The best part about listening to Lead Me To The Water is knowing that the musicality and skill behind its creation stems from a lifetime commitment to music, and not just the ownership of a MacBook and having access to the internet. Shane Cooper (Card On Spokes) is a self-proclaimed future space-synth producer, but is first and foremost a jazz musician – a bassist and The Standard Bank Young Artist for Jazz 2013, to be precise. Don’t let the corporate sponsorship of that title fool you. It’s legit. The most legit. If you’re ever able to attend the annual Youth Jazz Festival in Grahamstown, do so, and you will see the outlandish and raw musical talent that exists in our country (the kind that has sadly not yet been deemed aesthetically pleasing enough to be loved by the internet) and understand what it means to achieve that title.
He’s been producing as Card On Spokes since 2009 and also goes by Datsun Brown as one half of SEAFOOD ∆∆∆ with fellow producer, Ross Finck (Dank). He released his first EP, In You Go, in 2011, which saw him breaking away from his comfortable jazz shell, using only electronic sounds. Lead Me To The Water sees Cooper more comfortable in his own skin, using his now finely tuned producer chops to effortlessly marry his jazz and electronic music. He’s incorporated live instruments, including double bass, a marovany, a Rhodes piano and random pieces of metal from his kitchen.
The EP, brilliantly mixed and mastered by SEAFOOD ∆∆∆ partner Ross Finck, is the first in a three part series. It opens with ‘Rain’ featuring vocalist Nicky Schrire. The track is a shining example of how Cooper, through studying music, has gained a deeper understanding of how to use it to effectively create powerful imagery, as it is the music that creates the sense of rain, rather than Schrire’s lyrics. Her beautiful vocals act as breathtaking beams of light soaring through a thick cloud of driving bass. This is before we’re blessed with the most badass bridge section, filled with sophisticated but playful synth work and the kind of bass playing that would have you and the friend you’re listening with look at each other and shout “Aaaaah!” in disbelief. The dominating vocal line, “Lead me to the water”, creates a sense of wanting to learn and starting fresh – appropriate for the opening track of what is to be a three part journey.

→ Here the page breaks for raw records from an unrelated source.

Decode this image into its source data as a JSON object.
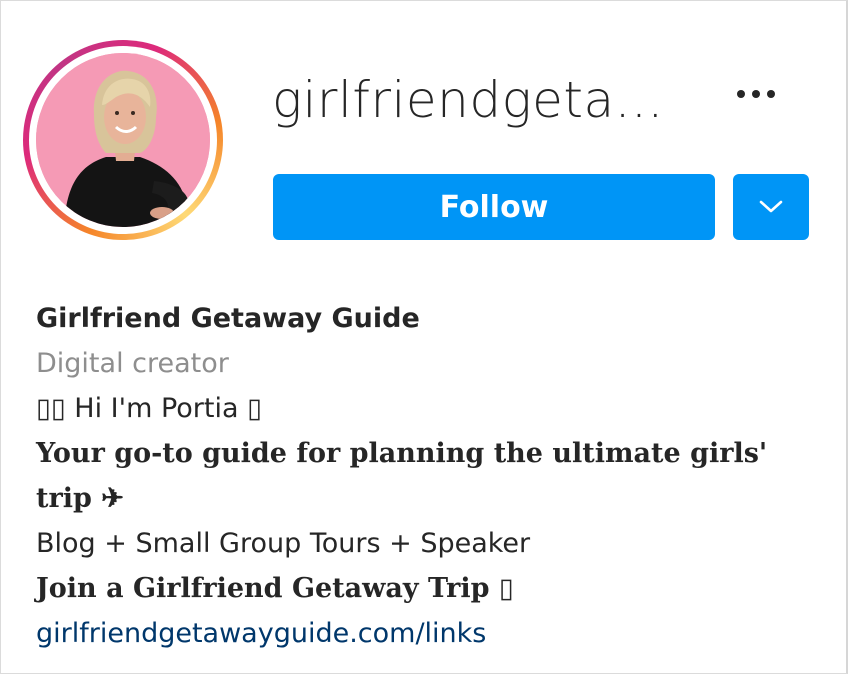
{
  "profile": {
    "username": "girlfriendgeta...",
    "follow_label": "Follow",
    "full_name": "Girlfriend Getaway Guide",
    "category": "Digital creator",
    "bio": {
      "line1": "▯▯ Hi I'm Portia ▯",
      "line2a": "Your go-to guide for planning the ultimate girls'",
      "line2b": "trip ✈",
      "line3": "Blog + Small Group Tours + Speaker",
      "line4": "Join a Girlfriend Getaway Trip ▯"
    },
    "link": "girlfriendgetawayguide.com/links"
  },
  "icons": {
    "more": "more-options-icon",
    "dropdown": "chevron-down-icon"
  },
  "colors": {
    "follow_button": "#0095f6",
    "link": "#00376b",
    "category": "#8e8e8e",
    "avatar_background": "#f59ab5"
  }
}
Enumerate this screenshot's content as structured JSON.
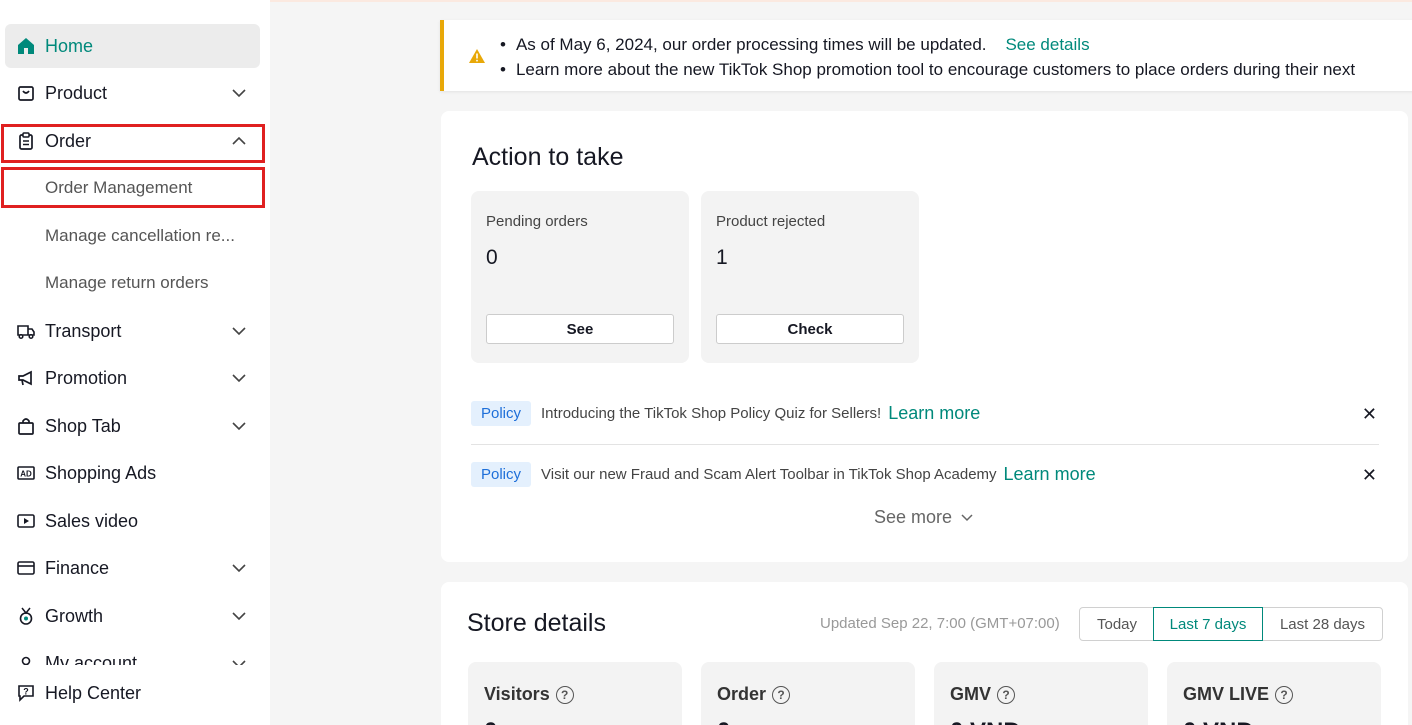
{
  "sidebar": {
    "items": [
      {
        "label": "Home",
        "icon": "home-icon"
      },
      {
        "label": "Product",
        "icon": "product-bag-icon"
      },
      {
        "label": "Order",
        "icon": "clipboard-icon"
      },
      {
        "label": "Transport",
        "icon": "truck-icon"
      },
      {
        "label": "Promotion",
        "icon": "megaphone-icon"
      },
      {
        "label": "Shop Tab",
        "icon": "shop-bag-icon"
      },
      {
        "label": "Shopping Ads",
        "icon": "ad-icon"
      },
      {
        "label": "Sales video",
        "icon": "video-icon"
      },
      {
        "label": "Finance",
        "icon": "wallet-icon"
      },
      {
        "label": "Growth",
        "icon": "medal-icon"
      },
      {
        "label": "My account",
        "icon": "user-icon"
      },
      {
        "label": "Help Center",
        "icon": "help-chat-icon"
      }
    ],
    "order_sub": [
      "Order Management",
      "Manage cancellation re...",
      "Manage return orders"
    ]
  },
  "banner": {
    "line1": "As of May 6, 2024, our order processing times will be updated.",
    "line1_link": "See details",
    "line2": "Learn more about the new TikTok Shop promotion tool to encourage customers to place orders during their next"
  },
  "actions": {
    "title": "Action to take",
    "cards": [
      {
        "title": "Pending orders",
        "value": "0",
        "button": "See"
      },
      {
        "title": "Product rejected",
        "value": "1",
        "button": "Check"
      }
    ],
    "policies": [
      {
        "badge": "Policy",
        "text": "Introducing the TikTok Shop Policy Quiz for Sellers!",
        "link": "Learn more"
      },
      {
        "badge": "Policy",
        "text": "Visit our new Fraud and Scam Alert Toolbar in TikTok Shop Academy",
        "link": "Learn more"
      }
    ],
    "see_more": "See more"
  },
  "store": {
    "title": "Store details",
    "updated": "Updated Sep 22, 7:00 (GMT+07:00)",
    "ranges": [
      "Today",
      "Last 7 days",
      "Last 28 days"
    ],
    "selected_range": "Last 7 days",
    "metrics": [
      "Visitors",
      "Order",
      "GMV",
      "GMV LIVE"
    ]
  },
  "colors": {
    "accent": "#00897b",
    "warning": "#e8a808",
    "highlight_box": "#e02020",
    "policy_badge": "#1e6fd9"
  }
}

The second and third tracks complement the first by initiating the journey that it claims to want to embark on. ‘Goldshine’ features Lance Herman on vocals, Reza Khota on guitar and Nils Berg on flute in a dreamy and euphoric first few steps. This is followed by ‘Ladders’, where Schrire features again, as well as Cooper’s double bass. The track starts off with eerie vocals and a thumping bass which, along with the lyrics, indicate the point at the beginning of a journey at which doubt sets in. But the track fights through this doubt and triumphs in the end with a soothing synth line and a crisp, celebratory trumpet solo.
As fellow Platform editor, Andy Petersen, discusses in his analysis of authenticity in South African music in the print edition of Platform Issue 01, it is clear that we should all keep listening. Keep listening for musicians like Shane Cooper. Musicians who are brave and willing to make music that is sincere and resonates with who they are and not just what the internet is telling them to make. Lead Me To The Water is a beautifully constructed and exciting glimpse into the future.
Check out the EP when it drops later today and the launch at True Italic on Bree Street on Friday 6 December.